Monday, October 31, 2011

Living With Wasps

If you are living or working with a wasp you have my sympathy. Not the Anglo Saxon W.A.S.P. but the stinging insect with the pretty yellow and black stripes. And not actually the insect but the person who delivers a sharp and unexpected sting in wasp-like manner. Harmless for the most part, the wasp person is not to be trusted in difficult moments. Moments involving spilt coffee, lost keys, socks left on the floor, slow deliveries, rain and snow, cat spray, late flights, wrong turns, everything. The wasp person responds to life's little disappointments or annoyances with fury and if you are anywhere in the wasp person's vicinity, LOOK OUT. Don't wave your arms and don't even try to sooth with words. Don't move. Then, as soon as possible, slip away.

The next time you see the wasp person it will be all pretty stripes again. You may be suffering from a welt but the wasp person will appear to have no recollection of the incident that set him/her off or of the person stung. "Be still and slip away," may seem like cowardly advice but, lacking extermination, it is difficult to change the behavior of a wasp.
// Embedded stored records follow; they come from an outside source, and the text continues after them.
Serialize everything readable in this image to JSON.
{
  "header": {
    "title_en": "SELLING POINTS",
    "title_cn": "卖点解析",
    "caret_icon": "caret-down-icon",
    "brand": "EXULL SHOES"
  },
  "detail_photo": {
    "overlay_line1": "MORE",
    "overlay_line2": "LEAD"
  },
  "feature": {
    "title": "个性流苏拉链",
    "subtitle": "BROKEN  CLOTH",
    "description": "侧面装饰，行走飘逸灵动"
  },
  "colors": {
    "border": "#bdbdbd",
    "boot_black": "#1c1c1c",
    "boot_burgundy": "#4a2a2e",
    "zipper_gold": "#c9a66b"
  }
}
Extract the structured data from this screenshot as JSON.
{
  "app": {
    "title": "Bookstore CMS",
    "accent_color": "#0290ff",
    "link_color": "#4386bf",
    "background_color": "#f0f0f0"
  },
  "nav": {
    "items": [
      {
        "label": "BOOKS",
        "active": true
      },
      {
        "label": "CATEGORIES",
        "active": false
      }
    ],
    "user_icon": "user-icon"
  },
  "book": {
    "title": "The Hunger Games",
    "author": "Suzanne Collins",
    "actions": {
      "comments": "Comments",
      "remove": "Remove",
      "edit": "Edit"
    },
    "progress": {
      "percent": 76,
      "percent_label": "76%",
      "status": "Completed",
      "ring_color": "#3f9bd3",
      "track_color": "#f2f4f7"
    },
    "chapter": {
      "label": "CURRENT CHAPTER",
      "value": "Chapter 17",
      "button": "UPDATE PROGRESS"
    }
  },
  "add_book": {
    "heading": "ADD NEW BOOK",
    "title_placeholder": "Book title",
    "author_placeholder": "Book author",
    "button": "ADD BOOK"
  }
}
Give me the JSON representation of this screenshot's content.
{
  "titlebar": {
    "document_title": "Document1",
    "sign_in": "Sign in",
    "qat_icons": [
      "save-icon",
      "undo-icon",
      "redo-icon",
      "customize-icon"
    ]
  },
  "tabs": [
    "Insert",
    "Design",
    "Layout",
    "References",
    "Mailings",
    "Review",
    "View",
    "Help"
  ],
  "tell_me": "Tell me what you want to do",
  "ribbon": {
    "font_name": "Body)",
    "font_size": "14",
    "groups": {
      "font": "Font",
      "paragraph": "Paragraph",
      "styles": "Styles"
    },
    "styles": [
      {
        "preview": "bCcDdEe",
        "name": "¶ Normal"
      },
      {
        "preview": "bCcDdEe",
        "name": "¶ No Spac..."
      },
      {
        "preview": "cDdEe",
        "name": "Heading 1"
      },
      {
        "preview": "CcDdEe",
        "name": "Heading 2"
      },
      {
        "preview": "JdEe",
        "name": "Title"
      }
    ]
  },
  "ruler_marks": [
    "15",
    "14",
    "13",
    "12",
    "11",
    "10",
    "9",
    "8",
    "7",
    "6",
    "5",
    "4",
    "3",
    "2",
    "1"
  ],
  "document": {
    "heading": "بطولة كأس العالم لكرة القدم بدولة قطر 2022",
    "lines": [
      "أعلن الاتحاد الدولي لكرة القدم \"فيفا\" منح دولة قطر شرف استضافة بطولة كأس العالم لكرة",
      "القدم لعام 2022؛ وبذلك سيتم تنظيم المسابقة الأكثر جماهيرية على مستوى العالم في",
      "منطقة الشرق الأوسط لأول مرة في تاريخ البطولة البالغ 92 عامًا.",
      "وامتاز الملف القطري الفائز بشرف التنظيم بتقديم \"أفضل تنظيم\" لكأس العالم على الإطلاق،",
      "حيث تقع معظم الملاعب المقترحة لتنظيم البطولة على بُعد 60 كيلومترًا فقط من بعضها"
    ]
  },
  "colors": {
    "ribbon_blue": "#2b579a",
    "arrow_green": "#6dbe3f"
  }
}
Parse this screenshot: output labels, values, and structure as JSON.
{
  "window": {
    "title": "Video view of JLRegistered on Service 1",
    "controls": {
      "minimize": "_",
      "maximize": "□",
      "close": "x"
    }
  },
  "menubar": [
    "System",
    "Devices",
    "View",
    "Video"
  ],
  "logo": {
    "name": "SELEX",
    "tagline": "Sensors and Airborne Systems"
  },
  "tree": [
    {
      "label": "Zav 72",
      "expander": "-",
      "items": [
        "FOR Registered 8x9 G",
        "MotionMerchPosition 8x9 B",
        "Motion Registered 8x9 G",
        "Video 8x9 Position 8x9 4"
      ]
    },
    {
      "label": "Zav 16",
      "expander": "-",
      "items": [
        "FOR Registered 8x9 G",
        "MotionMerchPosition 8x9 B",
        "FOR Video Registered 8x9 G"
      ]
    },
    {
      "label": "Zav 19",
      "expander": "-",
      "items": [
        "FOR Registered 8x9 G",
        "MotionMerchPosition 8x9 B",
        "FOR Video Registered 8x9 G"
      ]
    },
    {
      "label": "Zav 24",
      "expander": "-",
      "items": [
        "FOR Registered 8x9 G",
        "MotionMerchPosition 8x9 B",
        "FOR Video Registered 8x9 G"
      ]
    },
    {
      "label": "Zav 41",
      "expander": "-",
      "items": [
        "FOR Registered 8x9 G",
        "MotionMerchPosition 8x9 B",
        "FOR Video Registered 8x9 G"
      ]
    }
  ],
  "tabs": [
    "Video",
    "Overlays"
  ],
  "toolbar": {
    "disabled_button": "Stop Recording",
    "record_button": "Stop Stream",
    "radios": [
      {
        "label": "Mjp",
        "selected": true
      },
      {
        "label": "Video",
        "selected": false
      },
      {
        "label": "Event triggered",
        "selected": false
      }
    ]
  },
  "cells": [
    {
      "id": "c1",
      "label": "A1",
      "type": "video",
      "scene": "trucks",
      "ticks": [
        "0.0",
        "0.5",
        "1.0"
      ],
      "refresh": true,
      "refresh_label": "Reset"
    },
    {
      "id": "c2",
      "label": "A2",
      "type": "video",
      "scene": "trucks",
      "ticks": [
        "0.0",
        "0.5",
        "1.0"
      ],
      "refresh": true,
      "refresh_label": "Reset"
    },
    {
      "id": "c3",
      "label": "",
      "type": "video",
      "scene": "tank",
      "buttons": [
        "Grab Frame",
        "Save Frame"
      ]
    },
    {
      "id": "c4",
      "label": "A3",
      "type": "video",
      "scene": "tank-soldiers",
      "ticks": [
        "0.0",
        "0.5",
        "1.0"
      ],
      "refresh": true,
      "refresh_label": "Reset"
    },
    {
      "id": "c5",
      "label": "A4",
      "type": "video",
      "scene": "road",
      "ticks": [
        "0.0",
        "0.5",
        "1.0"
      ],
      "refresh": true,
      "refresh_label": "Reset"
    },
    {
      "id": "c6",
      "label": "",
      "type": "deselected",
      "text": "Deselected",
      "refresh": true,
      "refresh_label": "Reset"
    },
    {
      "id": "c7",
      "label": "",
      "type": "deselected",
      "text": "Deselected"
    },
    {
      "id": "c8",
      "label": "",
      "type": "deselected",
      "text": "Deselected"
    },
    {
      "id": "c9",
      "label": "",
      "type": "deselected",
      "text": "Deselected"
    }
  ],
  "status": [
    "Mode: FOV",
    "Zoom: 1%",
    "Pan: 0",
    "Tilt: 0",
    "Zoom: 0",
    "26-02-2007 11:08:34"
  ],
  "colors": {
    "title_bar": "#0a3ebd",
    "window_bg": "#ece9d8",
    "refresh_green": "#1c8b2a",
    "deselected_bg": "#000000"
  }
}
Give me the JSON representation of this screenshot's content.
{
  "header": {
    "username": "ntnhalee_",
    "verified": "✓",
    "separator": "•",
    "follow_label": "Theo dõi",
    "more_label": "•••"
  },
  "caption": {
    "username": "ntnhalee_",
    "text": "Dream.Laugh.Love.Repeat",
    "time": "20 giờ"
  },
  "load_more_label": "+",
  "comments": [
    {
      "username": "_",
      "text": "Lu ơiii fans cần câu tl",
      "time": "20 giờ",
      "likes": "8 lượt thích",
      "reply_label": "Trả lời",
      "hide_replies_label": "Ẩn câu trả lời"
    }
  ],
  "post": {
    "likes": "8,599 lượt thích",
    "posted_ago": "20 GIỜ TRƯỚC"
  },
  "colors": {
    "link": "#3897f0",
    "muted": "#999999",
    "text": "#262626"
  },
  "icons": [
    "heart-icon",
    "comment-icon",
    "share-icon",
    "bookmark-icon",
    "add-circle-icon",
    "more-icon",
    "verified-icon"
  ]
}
However, if you are a wasp person, you do have the ability to change. Your biggest obstacle is your remarkable ability to deny bad behavior. Welts you have caused seem so small to you as to be negligible. You easily turn to more pleasant things; little jokes, an invitation to lunch, a posy or two and all is smooth again. What you don't fully realize is that once stung, people don't forget. Stung more often, resentment builds and dreams of pay-back fester.

Low tolerance of life's little difficulties and the habit of blaming turn people into wasp. Blaming is based on the irrational thought that someone (or something) has to be responsible for your frustrations and that if you call out that person, it makes things better. And that may feel true in the moment but it's only a temporary release of anger. The coffee doesn't flow back into the cup, the keys are still lost and the rain and snow remain indifferent to curses. And you have created distance and distrust and fear in others and likely made a fool of yourself.

Blaming and temper tantrums hearken back to childhood. In order to avoid punishment or to protect a good boy or girl image, you blamed your brother or the dog or the teacher. In order to get what you wanted, you threw tantrums. Alas, the baby years are over. We're all wearing grown-up pants now ... best worn without yellow and black stripes


Anonymous said...

I loved this. Especially the part about the wasp person not noticing the little welts she/he leaves behind. And the image of black and yellow-striped pants!

CatLover said...

I am probably not a wasp person, overall, but it is an image that is easily held in the mind. I think this will really help me, since I have severe depression that didn't respond to meds. The wasp is another tool in my toolbox, to help me keep my relationships on track, and thank you very much! So much therapy stuff is too abstract to actually use when you are very depressed. Maybe I will think hard on some other concrete picture analogies to keep in mind for other problems.

Bridget said...

Good idea Catlover,
It's true, sometimes having a concrete image delivers more than a wordy analysis. You get the substance immediately and it's easier to hang onto.

Sorry to hear you have been so depressed. I hope you are able to exercise, get out and walk. It's the best non med way to help depression. Hard to do sometimes but rarely does one walk and then regret simply raises the spirits. Also, glad to hear you have a cat (s). They bring a lot.

Bridget said...

I had a good time writing that piece, anonymous. Thanks for sharing your reaction.